For Immediate Release - February 04, 2013

Patrick-Murray Administration Energy Officials Present Green Communities Award to Rockland

ROCKLAND – Monday, February 4, 2013 – Energy and Environmental Affairs (EEA) Secretary Rick Sullivan today presented the town of Rockland with an $185,425 Green Communities grant to fund municipal clean energy projects.

“Rockland is now one of the 110 Green Communities across the Commonwealth making smart investments in renewable energy,” said Governor Deval Patrick. “Community by community, we are protecting our environment, reducing municipal costs and making Massachusetts a clean energy leader.”

“Rockland is among the leaders in the clean energy revolution underway in Massachusetts,” said Secretary Sullivan, whose office includes the Department of Energy Resources (DOER). “The Patrick-Murray Administration is proud to support towns that are cutting energy use, creating jobs and protecting the environment.”

DOER’s Green Communities Division designated Rockland as an official Green Community in December, recognizing the town’s achievement in meeting five clean energy benchmarks. In addition to its $185,425 grant, Rockland today received a certificate from the Commonwealth and four road signs identifying it as a Green Community.

“Nearly half of the Commonwealth’s residents live in a community that has made a conscious decision to become a leader in adopting renewable energy and smart energy use,” said Department of Energy Resources Commissioner Mark Sylvia. “Becoming a Green Community requires effort, and this grant speaks to the enthusiasm Rockland officials and residents have shown in rolling up their sleeves in support of a clean energy future.”

The grant is part of a package of more than $1 million in funding awarded to the state’s seven newest Green Communities. In addition to Rockland, awards will be made to Petersham, Wendell, Westminster, Whately, Westwood and Winthrop.

Once designated by DOER as official Green Communities, cities and towns are eligible for awards to fund local renewable power and energy efficiency projects that advance both municipal and state clean energy goals.
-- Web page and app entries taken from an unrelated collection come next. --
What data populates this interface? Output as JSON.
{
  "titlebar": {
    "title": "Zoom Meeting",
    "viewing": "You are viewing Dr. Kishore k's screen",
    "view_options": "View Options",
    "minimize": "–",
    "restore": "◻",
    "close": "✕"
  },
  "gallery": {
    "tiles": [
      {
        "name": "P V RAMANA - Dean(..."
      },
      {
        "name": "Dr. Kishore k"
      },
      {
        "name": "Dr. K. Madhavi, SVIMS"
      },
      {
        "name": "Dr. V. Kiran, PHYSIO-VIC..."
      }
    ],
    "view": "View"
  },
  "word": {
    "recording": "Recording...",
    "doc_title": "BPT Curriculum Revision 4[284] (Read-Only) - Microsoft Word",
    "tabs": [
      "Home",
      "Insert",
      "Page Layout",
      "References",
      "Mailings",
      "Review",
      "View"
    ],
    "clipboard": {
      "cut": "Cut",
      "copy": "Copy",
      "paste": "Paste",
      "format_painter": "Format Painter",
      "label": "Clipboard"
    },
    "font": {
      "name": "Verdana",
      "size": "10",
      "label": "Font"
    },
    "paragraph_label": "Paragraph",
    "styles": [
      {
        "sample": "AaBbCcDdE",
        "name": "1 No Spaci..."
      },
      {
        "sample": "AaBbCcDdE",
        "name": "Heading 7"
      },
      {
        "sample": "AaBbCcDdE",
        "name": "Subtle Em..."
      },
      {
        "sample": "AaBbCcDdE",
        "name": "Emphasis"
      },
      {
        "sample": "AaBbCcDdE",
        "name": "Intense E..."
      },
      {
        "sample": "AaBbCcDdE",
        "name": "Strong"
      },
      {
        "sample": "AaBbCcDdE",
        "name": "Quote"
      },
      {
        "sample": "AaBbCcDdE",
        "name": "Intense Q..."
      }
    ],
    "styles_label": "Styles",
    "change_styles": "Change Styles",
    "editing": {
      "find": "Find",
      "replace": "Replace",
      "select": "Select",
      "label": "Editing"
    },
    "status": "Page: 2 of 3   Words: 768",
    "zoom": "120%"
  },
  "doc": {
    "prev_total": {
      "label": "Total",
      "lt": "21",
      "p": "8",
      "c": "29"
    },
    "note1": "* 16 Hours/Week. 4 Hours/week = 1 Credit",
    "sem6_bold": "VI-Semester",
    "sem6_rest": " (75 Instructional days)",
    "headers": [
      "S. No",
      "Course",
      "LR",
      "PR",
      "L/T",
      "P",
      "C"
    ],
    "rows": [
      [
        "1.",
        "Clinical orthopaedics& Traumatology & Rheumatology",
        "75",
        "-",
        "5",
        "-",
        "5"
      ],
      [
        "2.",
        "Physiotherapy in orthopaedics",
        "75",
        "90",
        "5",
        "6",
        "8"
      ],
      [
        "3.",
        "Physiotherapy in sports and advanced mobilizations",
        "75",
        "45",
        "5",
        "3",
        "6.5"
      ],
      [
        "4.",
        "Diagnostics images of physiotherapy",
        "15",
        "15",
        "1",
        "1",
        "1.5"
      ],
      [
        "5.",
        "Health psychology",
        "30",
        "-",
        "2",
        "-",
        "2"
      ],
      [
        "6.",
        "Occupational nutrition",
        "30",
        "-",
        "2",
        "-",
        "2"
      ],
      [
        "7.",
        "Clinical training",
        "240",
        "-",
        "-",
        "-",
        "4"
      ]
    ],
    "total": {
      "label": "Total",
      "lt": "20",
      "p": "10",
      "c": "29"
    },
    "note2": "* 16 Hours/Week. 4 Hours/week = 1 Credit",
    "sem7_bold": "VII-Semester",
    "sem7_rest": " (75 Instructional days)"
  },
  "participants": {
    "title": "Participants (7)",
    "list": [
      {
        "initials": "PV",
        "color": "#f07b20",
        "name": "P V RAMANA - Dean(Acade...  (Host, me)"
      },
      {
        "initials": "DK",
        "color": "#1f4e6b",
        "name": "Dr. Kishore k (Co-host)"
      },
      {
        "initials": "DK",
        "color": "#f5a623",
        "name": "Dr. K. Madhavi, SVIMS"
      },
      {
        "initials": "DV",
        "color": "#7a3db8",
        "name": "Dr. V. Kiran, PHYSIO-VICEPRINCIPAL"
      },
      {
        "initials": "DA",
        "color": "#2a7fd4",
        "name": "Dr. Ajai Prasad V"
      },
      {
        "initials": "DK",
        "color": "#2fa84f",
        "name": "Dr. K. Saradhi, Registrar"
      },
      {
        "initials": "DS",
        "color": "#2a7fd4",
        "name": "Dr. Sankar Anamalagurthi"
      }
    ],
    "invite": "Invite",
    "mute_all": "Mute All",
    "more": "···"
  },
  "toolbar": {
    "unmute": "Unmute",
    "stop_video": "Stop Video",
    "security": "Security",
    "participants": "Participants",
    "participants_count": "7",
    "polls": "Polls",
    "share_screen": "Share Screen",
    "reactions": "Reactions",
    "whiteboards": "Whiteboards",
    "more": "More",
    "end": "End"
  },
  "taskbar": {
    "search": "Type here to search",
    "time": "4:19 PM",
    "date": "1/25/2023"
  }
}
Grants awarded so far assist an array of projects across the state, including the installation of solar panels on town office buildings, weatherization at schools and municipal buildings, installation of high-efficiency street lights, and a host of energy efficiency upgrades. Including this sixth round of designation grants and a round of competitive grants last spring for previously-designated Green Communities, the Patrick-Murray Administration has awarded approximately $24 million in grants to the Commonwealth’s 110 Green Communities.

To date, the 110 Green Communities have committed to a total energy reduction equivalent to the annual energy consumption of over 13,600 homes. In greenhouse gas reduction terms, this commitment equates to taking nearly 31,000 cars off the road.
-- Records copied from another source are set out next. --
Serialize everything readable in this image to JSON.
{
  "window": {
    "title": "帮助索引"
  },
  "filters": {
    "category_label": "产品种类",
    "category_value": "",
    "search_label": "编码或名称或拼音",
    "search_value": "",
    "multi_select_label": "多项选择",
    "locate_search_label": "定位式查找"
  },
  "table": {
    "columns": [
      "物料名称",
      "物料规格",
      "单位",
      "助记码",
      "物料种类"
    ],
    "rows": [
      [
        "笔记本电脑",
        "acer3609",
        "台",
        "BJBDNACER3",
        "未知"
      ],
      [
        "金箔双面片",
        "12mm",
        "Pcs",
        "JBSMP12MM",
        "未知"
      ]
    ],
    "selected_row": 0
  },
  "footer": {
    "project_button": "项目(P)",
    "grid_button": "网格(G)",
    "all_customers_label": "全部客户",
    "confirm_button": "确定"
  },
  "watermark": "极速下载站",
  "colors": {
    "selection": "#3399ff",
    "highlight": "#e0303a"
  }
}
"Having served in local government, I am always pleased to see the Commonwealth assist and empower local leaders to improve their own communities," said Sen. John Keenan. "The town of Rockland can make great contributions in moving towards a greener future, and this grant will help them do so."

“I commend the town of Rockland for being designated as a Green Community within the Commonwealth,” said Rep. Rhonda Nyman. “I am happy to see them join with the neighboring town of Hanover in their efforts to become environmentally aware and make strides to create a better future for generations to come.”

DOER’s Green Communities Designation and Grant Program, a result of the Green Communities Act signed by Governor Patrick in 2008, rewards communities that earn Green Communities designation by meeting five clean energy benchmarks.

The program is funded through auctions of carbon emissions permits under the Regional Greenhouse Gas Initiative, as well as Alternative Compliance Payments made by electricity suppliers under the state’s Renewable Portfolio Standard.

Massachusetts sits at the end of the energy pipeline and imports all of its fossil-fuel based energy sources – some from areas unstable or hostile to the U.S. Of the $22 billion Massachusetts spends annually to buy the energy that runs its power plants, buildings, and vehicles, 80 percent flows out of state to places like South America, Canada, and the Middle East. That’s nearly $18 billion in lost economic opportunity that Massachusetts stands poised to reclaim through investments in home-grown renewable energy and energy efficiency projects such as those supported by Green Communities grants.

By the end of 2012, Massachusetts had more than 194 megawatts of solar power installed, with 100 megawatts installed in 2012 alone. That’s enough electricity to power more than 30,684 homes, and, when compared with fossil fuel-generated electricity, the equivalent of eliminating the greenhouse gas emissions from 20,858 cars per year. Massachusetts is now more than halfway to its 2017 goal of 250 megawatts of solar power, with five years left to hit the target.

There has been an increase in wind energy from 3 megawatts to 100 megawatts since 2007, enough to power nearly 31,633 homes and eliminate greenhouse gas emissions from 21,503 cars annually.